(Page and application data records)
= = = =
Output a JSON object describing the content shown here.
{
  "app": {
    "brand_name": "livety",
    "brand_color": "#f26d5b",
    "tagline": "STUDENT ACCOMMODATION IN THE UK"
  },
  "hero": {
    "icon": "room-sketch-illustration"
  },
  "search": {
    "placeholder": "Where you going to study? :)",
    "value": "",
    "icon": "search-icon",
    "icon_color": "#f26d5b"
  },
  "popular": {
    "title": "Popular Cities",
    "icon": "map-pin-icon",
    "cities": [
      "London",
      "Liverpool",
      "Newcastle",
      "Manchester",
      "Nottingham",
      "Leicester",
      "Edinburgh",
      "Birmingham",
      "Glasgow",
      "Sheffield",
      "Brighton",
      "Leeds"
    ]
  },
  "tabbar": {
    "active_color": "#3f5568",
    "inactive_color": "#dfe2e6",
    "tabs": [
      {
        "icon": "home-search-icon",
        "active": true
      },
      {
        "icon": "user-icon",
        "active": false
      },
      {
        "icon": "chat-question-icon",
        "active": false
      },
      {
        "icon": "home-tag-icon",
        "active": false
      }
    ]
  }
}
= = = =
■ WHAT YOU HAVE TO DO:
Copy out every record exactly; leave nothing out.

■ REPLY TO THE EXERCISE:
Output a JSON object describing the content shown here.
{
  "app": {
    "brand_name": "livety",
    "brand_color": "#f26d5b",
    "tagline": "STUDENT ACCOMMODATION IN THE UK"
  },
  "hero": {
    "icon": "room-sketch-illustration"
  },
  "search": {
    "placeholder": "Where you going to study? :)",
    "value": "",
    "icon": "search-icon",
    "icon_color": "#f26d5b"
  },
  "popular": {
    "title": "Popular Cities",
    "icon": "map-pin-icon",
    "cities": [
      "London",
      "Liverpool",
      "Newcastle",
      "Manchester",
      "Nottingham",
      "Leicester",
      "Edinburgh",
      "Birmingham",
      "Glasgow",
      "Sheffield",
      "Brighton",
      "Leeds"
    ]
  },
  "tabbar": {
    "active_color": "#3f5568",
    "inactive_color": "#dfe2e6",
    "tabs": [
      {
        "icon": "home-search-icon",
        "active": true
      },
      {
        "icon": "user-icon",
        "active": false
      },
      {
        "icon": "chat-question-icon",
        "active": false
      },
      {
        "icon": "home-tag-icon",
        "active": false
      }
    ]
  }
}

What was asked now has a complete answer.